Element data from apps and pages
——

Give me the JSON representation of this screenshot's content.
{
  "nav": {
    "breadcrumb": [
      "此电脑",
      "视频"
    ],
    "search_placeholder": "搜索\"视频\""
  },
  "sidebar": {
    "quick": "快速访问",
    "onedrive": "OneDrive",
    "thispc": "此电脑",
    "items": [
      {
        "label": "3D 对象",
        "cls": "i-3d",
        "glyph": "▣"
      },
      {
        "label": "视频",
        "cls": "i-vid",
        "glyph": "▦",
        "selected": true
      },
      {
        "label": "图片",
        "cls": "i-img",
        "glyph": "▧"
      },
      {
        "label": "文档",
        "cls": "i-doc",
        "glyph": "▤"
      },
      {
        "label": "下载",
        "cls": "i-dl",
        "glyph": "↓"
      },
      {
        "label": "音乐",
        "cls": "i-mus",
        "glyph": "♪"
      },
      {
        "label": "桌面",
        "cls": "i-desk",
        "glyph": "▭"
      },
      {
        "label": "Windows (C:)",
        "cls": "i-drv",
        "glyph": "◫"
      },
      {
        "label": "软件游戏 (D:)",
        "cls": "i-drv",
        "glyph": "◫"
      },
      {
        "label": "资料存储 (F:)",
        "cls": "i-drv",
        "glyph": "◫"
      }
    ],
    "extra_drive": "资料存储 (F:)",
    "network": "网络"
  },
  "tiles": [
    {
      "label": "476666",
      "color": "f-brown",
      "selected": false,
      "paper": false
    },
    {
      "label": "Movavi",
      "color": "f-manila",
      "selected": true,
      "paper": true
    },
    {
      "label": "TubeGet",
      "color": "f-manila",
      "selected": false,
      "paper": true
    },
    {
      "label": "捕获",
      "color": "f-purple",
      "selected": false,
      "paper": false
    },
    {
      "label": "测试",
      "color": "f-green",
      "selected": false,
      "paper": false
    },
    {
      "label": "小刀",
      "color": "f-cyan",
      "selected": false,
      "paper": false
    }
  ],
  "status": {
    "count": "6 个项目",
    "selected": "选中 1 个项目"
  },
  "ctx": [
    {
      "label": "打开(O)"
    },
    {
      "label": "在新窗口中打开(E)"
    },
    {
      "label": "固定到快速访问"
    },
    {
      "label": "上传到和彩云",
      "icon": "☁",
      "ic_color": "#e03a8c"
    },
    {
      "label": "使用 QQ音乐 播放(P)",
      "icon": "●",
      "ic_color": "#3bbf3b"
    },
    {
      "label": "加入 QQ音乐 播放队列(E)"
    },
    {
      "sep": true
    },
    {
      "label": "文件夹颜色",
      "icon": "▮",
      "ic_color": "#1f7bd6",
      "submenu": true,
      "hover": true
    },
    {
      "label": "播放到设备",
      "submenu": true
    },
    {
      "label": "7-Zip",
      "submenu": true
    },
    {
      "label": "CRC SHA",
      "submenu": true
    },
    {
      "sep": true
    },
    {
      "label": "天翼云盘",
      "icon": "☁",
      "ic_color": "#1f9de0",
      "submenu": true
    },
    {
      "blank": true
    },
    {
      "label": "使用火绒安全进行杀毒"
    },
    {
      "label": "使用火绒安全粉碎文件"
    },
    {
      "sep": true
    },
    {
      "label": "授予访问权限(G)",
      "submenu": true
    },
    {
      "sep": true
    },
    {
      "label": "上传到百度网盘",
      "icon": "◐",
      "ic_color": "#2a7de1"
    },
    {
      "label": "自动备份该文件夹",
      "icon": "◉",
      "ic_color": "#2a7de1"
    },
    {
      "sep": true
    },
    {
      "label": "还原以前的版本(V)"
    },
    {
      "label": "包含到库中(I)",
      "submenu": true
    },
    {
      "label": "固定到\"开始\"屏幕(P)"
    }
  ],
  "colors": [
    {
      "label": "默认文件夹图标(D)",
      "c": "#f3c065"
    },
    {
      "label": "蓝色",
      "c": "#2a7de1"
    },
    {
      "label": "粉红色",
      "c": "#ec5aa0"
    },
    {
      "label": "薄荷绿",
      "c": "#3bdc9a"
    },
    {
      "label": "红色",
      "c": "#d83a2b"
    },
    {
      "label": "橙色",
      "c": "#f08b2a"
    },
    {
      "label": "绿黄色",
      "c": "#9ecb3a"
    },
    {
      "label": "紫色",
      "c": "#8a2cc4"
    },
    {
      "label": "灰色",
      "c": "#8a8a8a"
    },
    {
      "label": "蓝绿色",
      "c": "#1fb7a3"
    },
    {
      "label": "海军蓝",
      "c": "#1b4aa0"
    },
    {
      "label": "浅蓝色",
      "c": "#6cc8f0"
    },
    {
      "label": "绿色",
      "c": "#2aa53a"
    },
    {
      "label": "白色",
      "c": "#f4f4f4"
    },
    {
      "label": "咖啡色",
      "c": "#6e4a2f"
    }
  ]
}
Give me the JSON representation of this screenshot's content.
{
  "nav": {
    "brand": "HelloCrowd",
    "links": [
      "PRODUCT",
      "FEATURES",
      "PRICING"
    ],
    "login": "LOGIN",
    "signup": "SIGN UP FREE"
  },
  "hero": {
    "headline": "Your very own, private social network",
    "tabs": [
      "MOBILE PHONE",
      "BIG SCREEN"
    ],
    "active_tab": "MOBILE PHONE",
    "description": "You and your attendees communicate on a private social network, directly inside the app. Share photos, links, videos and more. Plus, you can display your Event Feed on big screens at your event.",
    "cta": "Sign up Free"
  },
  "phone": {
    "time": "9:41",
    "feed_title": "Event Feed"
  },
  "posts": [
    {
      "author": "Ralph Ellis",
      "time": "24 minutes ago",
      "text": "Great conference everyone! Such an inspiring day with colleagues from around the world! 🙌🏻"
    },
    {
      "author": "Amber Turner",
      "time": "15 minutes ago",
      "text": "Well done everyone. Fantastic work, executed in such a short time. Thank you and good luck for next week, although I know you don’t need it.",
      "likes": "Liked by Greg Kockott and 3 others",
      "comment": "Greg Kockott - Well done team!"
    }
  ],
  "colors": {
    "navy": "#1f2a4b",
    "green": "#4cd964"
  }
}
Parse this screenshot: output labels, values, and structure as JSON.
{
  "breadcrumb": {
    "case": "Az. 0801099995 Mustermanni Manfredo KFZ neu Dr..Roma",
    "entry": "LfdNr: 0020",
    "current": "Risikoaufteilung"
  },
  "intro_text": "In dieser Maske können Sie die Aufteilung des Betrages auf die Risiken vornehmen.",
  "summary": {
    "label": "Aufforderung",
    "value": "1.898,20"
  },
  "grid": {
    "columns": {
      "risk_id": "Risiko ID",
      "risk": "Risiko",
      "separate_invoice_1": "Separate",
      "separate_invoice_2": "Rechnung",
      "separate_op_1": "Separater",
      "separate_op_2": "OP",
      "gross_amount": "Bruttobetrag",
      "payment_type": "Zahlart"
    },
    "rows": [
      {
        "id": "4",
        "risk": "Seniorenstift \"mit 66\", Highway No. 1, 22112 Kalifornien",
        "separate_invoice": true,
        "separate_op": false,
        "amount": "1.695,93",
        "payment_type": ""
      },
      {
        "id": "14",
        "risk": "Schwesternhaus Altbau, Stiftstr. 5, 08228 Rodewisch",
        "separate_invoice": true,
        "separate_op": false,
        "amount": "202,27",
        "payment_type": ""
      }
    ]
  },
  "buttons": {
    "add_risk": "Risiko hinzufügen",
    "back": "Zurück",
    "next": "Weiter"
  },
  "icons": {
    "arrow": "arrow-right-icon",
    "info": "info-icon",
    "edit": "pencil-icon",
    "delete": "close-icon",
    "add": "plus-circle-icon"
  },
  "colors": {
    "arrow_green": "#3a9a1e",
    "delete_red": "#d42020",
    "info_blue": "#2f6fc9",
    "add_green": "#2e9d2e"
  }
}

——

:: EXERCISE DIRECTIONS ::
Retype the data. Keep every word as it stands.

:: THE COMPLETED TASK ::
Give me the JSON representation of this screenshot's content.
{
  "nav": {
    "breadcrumb": [
      "此电脑",
      "视频"
    ],
    "search_placeholder": "搜索\"视频\""
  },
  "sidebar": {
    "quick": "快速访问",
    "onedrive": "OneDrive",
    "thispc": "此电脑",
    "items": [
      {
        "label": "3D 对象",
        "cls": "i-3d",
        "glyph": "▣"
      },
      {
        "label": "视频",
        "cls": "i-vid",
        "glyph": "▦",
        "selected": true
      },
      {
        "label": "图片",
        "cls": "i-img",
        "glyph": "▧"
      },
      {
        "label": "文档",
        "cls": "i-doc",
        "glyph": "▤"
      },
      {
        "label": "下载",
        "cls": "i-dl",
        "glyph": "↓"
      },
      {
        "label": "音乐",
        "cls": "i-mus",
        "glyph": "♪"
      },
      {
        "label": "桌面",
        "cls": "i-desk",
        "glyph": "▭"
      },
      {
        "label": "Windows (C:)",
        "cls": "i-drv",
        "glyph": "◫"
      },
      {
        "label": "软件游戏 (D:)",
        "cls": "i-drv",
        "glyph": "◫"
      },
      {
        "label": "资料存储 (F:)",
        "cls": "i-drv",
        "glyph": "◫"
      }
    ],
    "extra_drive": "资料存储 (F:)",
    "network": "网络"
  },
  "tiles": [
    {
      "label": "476666",
      "color": "f-brown",
      "selected": false,
      "paper": false
    },
    {
      "label": "Movavi",
      "color": "f-manila",
      "selected": true,
      "paper": true
    },
    {
      "label": "TubeGet",
      "color": "f-manila",
      "selected": false,
      "paper": true
    },
    {
      "label": "捕获",
      "color": "f-purple",
      "selected": false,
      "paper": false
    },
    {
      "label": "测试",
      "color": "f-green",
      "selected": false,
      "paper": false
    },
    {
      "label": "小刀",
      "color": "f-cyan",
      "selected": false,
      "paper": false
    }
  ],
  "status": {
    "count": "6 个项目",
    "selected": "选中 1 个项目"
  },
  "ctx": [
    {
      "label": "打开(O)"
    },
    {
      "label": "在新窗口中打开(E)"
    },
    {
      "label": "固定到快速访问"
    },
    {
      "label": "上传到和彩云",
      "icon": "☁",
      "ic_color": "#e03a8c"
    },
    {
      "label": "使用 QQ音乐 播放(P)",
      "icon": "●",
      "ic_color": "#3bbf3b"
    },
    {
      "label": "加入 QQ音乐 播放队列(E)"
    },
    {
      "sep": true
    },
    {
      "label": "文件夹颜色",
      "icon": "▮",
      "ic_color": "#1f7bd6",
      "submenu": true,
      "hover": true
    },
    {
      "label": "播放到设备",
      "submenu": true
    },
    {
      "label": "7-Zip",
      "submenu": true
    },
    {
      "label": "CRC SHA",
      "submenu": true
    },
    {
      "sep": true
    },
    {
      "label": "天翼云盘",
      "icon": "☁",
      "ic_color": "#1f9de0",
      "submenu": true
    },
    {
      "blank": true
    },
    {
      "label": "使用火绒安全进行杀毒"
    },
    {
      "label": "使用火绒安全粉碎文件"
    },
    {
      "sep": true
    },
    {
      "label": "授予访问权限(G)",
      "submenu": true
    },
    {
      "sep": true
    },
    {
      "label": "上传到百度网盘",
      "icon": "◐",
      "ic_color": "#2a7de1"
    },
    {
      "label": "自动备份该文件夹",
      "icon": "◉",
      "ic_color": "#2a7de1"
    },
    {
      "sep": true
    },
    {
      "label": "还原以前的版本(V)"
    },
    {
      "label": "包含到库中(I)",
      "submenu": true
    },
    {
      "label": "固定到\"开始\"屏幕(P)"
    }
  ],
  "colors": [
    {
      "label": "默认文件夹图标(D)",
      "c": "#f3c065"
    },
    {
      "label": "蓝色",
      "c": "#2a7de1"
    },
    {
      "label": "粉红色",
      "c": "#ec5aa0"
    },
    {
      "label": "薄荷绿",
      "c": "#3bdc9a"
    },
    {
      "label": "红色",
      "c": "#d83a2b"
    },
    {
      "label": "橙色",
      "c": "#f08b2a"
    },
    {
      "label": "绿黄色",
      "c": "#9ecb3a"
    },
    {
      "label": "紫色",
      "c": "#8a2cc4"
    },
    {
      "label": "灰色",
      "c": "#8a8a8a"
    },
    {
      "label": "蓝绿色",
      "c": "#1fb7a3"
    },
    {
      "label": "海军蓝",
      "c": "#1b4aa0"
    },
    {
      "label": "浅蓝色",
      "c": "#6cc8f0"
    },
    {
      "label": "绿色",
      "c": "#2aa53a"
    },
    {
      "label": "白色",
      "c": "#f4f4f4"
    },
    {
      "label": "咖啡色",
      "c": "#6e4a2f"
    }
  ]
}
Give me the JSON representation of this screenshot's content.
{
  "nav": {
    "brand": "HelloCrowd",
    "links": [
      "PRODUCT",
      "FEATURES",
      "PRICING"
    ],
    "login": "LOGIN",
    "signup": "SIGN UP FREE"
  },
  "hero": {
    "headline": "Your very own, private social network",
    "tabs": [
      "MOBILE PHONE",
      "BIG SCREEN"
    ],
    "active_tab": "MOBILE PHONE",
    "description": "You and your attendees communicate on a private social network, directly inside the app. Share photos, links, videos and more. Plus, you can display your Event Feed on big screens at your event.",
    "cta": "Sign up Free"
  },
  "phone": {
    "time": "9:41",
    "feed_title": "Event Feed"
  },
  "posts": [
    {
      "author": "Ralph Ellis",
      "time": "24 minutes ago",
      "text": "Great conference everyone! Such an inspiring day with colleagues from around the world! 🙌🏻"
    },
    {
      "author": "Amber Turner",
      "time": "15 minutes ago",
      "text": "Well done everyone. Fantastic work, executed in such a short time. Thank you and good luck for next week, although I know you don’t need it.",
      "likes": "Liked by Greg Kockott and 3 others",
      "comment": "Greg Kockott - Well done team!"
    }
  ],
  "colors": {
    "navy": "#1f2a4b",
    "green": "#4cd964"
  }
}
Parse this screenshot: output labels, values, and structure as JSON.
{
  "breadcrumb": {
    "case": "Az. 0801099995 Mustermanni Manfredo KFZ neu Dr..Roma",
    "entry": "LfdNr: 0020",
    "current": "Risikoaufteilung"
  },
  "intro_text": "In dieser Maske können Sie die Aufteilung des Betrages auf die Risiken vornehmen.",
  "summary": {
    "label": "Aufforderung",
    "value": "1.898,20"
  },
  "grid": {
    "columns": {
      "risk_id": "Risiko ID",
      "risk": "Risiko",
      "separate_invoice_1": "Separate",
      "separate_invoice_2": "Rechnung",
      "separate_op_1": "Separater",
      "separate_op_2": "OP",
      "gross_amount": "Bruttobetrag",
      "payment_type": "Zahlart"
    },
    "rows": [
      {
        "id": "4",
        "risk": "Seniorenstift \"mit 66\", Highway No. 1, 22112 Kalifornien",
        "separate_invoice": true,
        "separate_op": false,
        "amount": "1.695,93",
        "payment_type": ""
      },
      {
        "id": "14",
        "risk": "Schwesternhaus Altbau, Stiftstr. 5, 08228 Rodewisch",
        "separate_invoice": true,
        "separate_op": false,
        "amount": "202,27",
        "payment_type": ""
      }
    ]
  },
  "buttons": {
    "add_risk": "Risiko hinzufügen",
    "back": "Zurück",
    "next": "Weiter"
  },
  "icons": {
    "arrow": "arrow-right-icon",
    "info": "info-icon",
    "edit": "pencil-icon",
    "delete": "close-icon",
    "add": "plus-circle-icon"
  },
  "colors": {
    "arrow_green": "#3a9a1e",
    "delete_red": "#d42020",
    "info_blue": "#2f6fc9",
    "add_green": "#2e9d2e"
  }
}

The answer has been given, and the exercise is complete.